Dressmaking pins

Pattern paper (I used baking paper) 

Ribbons

Felt fabric advent numbers

Felt fabric (christmas colours)

Ribbons

Bias binding (5m)

String

Fabric glue

  
I started off by doing a quick sketch of design I wanted 

  

Once happy with the design, I drew it out onto pattern paper (I used baking paper)

  

Cut out all the pieces – one large back piece and 6 strips for the pockets 

   

Sew bias binding on the two longest sides of the pocket strips

 

Add decorative ribbon to the top sides

  

It is possible to buy felt advent calendar numbers but I made my own, – Use a paper template and cut numbers out of white felt fabric

  

Glue down the numbers and once dry machine stitch. 

Make small marks for the vertical stitched lines that divide the pockets

  

Pin in place and stitch on the reverse along the bottom of the pocket pieces. 

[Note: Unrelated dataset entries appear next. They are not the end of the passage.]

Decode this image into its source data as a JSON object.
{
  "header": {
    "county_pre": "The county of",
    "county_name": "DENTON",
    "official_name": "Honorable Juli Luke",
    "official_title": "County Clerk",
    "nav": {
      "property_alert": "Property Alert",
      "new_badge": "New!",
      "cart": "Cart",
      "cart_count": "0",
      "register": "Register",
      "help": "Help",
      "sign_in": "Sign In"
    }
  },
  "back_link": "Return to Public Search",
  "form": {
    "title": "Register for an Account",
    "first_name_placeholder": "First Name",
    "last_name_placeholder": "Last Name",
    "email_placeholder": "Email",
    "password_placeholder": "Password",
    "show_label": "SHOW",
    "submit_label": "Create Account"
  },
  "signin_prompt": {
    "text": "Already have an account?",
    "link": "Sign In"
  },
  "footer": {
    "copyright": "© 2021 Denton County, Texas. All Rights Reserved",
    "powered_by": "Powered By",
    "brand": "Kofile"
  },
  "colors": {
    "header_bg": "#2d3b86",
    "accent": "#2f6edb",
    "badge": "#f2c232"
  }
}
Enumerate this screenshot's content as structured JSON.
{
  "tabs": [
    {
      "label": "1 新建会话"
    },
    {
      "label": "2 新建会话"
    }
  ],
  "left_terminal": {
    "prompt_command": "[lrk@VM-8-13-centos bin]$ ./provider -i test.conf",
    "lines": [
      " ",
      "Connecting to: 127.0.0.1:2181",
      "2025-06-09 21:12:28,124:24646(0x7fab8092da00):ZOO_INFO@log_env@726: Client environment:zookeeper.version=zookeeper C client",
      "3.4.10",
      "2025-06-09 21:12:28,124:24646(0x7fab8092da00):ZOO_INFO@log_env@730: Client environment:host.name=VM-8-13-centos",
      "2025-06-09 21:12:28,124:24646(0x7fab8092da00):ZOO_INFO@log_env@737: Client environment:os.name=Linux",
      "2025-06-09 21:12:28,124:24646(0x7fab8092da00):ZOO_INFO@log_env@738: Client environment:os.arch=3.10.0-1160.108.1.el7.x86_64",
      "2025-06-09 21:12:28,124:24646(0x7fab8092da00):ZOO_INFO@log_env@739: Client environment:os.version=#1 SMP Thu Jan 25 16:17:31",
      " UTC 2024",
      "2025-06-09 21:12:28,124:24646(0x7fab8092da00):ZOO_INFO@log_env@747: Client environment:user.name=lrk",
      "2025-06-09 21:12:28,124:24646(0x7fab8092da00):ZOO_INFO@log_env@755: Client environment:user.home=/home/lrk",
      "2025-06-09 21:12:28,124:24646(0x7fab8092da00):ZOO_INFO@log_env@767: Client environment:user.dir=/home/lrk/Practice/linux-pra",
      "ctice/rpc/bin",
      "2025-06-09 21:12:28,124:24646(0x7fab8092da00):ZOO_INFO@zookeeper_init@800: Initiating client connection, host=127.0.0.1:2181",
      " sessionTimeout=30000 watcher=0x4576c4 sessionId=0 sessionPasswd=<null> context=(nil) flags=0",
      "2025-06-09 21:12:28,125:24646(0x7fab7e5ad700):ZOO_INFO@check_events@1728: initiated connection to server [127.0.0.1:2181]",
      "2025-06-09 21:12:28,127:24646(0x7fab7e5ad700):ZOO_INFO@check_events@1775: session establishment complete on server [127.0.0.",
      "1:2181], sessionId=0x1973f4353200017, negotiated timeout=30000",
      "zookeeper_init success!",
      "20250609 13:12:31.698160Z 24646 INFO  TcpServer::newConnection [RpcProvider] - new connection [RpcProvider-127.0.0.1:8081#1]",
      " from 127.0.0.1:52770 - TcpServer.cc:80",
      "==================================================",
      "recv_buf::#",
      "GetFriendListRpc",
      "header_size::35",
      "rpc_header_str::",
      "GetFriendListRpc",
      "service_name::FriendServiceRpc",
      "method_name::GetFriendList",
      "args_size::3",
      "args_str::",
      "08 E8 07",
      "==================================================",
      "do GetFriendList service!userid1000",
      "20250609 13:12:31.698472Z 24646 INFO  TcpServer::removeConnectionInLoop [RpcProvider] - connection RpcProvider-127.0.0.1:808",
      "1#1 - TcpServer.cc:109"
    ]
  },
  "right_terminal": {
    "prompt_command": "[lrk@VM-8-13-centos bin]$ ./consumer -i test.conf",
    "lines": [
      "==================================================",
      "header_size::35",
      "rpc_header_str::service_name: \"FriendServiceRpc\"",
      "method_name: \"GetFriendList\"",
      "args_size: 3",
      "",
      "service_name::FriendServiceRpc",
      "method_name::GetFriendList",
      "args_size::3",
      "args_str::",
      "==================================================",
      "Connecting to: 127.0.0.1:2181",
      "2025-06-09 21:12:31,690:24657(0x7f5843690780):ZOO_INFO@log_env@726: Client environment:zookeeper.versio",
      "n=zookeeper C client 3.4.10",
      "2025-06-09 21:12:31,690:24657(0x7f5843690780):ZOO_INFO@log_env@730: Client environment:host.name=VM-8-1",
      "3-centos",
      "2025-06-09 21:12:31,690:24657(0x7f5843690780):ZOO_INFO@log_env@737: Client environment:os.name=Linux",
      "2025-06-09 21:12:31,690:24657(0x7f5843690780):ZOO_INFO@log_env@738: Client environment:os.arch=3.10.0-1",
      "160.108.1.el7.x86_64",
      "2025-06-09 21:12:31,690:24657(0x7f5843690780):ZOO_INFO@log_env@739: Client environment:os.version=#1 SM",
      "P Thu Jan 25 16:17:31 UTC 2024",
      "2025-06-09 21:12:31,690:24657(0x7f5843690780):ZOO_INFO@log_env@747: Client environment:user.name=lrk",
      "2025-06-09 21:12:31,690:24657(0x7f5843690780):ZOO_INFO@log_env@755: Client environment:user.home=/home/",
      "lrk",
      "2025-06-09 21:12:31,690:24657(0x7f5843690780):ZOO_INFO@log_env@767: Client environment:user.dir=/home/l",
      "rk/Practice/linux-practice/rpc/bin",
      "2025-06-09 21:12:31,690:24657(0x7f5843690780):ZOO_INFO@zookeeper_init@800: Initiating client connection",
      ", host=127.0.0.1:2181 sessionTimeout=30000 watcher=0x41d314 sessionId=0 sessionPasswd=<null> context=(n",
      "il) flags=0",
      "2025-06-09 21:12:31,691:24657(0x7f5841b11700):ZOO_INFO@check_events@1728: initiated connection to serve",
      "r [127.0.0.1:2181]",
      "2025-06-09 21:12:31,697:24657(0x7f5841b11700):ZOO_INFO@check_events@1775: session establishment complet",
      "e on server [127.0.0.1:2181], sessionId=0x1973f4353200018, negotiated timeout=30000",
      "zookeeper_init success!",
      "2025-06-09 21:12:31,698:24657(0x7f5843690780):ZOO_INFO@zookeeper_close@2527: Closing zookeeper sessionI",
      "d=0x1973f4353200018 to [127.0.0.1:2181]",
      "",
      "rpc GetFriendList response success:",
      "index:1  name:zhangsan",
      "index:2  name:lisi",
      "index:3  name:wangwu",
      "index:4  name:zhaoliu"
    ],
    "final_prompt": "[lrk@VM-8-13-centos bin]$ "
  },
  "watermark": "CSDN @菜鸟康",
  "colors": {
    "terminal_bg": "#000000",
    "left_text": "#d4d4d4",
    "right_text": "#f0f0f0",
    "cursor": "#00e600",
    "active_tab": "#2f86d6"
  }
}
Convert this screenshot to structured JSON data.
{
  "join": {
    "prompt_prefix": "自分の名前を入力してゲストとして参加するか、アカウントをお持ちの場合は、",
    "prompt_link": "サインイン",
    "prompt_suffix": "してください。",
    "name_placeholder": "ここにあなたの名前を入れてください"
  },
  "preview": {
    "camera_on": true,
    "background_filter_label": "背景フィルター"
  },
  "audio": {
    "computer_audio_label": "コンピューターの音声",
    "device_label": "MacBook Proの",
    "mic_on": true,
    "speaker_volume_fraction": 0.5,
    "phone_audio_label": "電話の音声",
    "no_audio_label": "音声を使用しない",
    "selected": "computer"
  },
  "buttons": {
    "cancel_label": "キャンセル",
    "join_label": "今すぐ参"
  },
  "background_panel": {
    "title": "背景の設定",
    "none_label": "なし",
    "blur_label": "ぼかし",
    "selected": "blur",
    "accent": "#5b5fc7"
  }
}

Test that the pockets are the right way around before sewing.

  

It should look like this when finished and ready to turn up and reveal the numbers. Pin in place.

Pin and stitch binding around edge

  

Tie bows and stitch in place. Alternatively, festive felt shapes can be used.

Stitch vertical lines for the pocket dividers

  

Fold over and stitch top section leaving enough room for pole to be inserted. 

  

Tie string and advent calendar is ready to hang and fill with goodies 

 

  

Hand printed Christmas Cards

To make lino print Christmas cards you will need –

  • Soft Lino block sheet (grey)
  • 4″ brayer / roller
  • Lino cutting tool set
  • A4 sheet acrylic perspex (3mm thick)
  • A6 cards
  • C5 envelopes
  • Pencil
  • Lino printing ink
  • Baren
  • Greeting message stamp and ink pad

*there are different types of starter kits available too.
You will need a good sized surface to work on and make sure to protect table if necessary. 

Pencil sketch design onto lino sheet. Images and text need to be in reverse. Once happy with design, carve out all the areas that will be blank. You may want to practice on spare lino first to get used to the right pressure needed to cut and size of tools needed. *Always cut away from body and other hand*

  
Using a small amount of ink, roll out onto acrylic perspex sheet making sure there is only a fine and even layer on roller. 

Roll the ink evenly onto lino design. 

Place lino block on a test sheet, use baren to give an even print. 

Carefully peel away lino and if happy reapply thin layer of ink to roller and print onto card. Each time reapplying ink and using baren for even print.  

Keep an eye on paint on fingers, being careful not to get fingerprints on cards.

  

When cards are dry, stamp in greeting massage. 

  

My cards are available at http://www.etsy.com/shop/thechrissiewhiteshop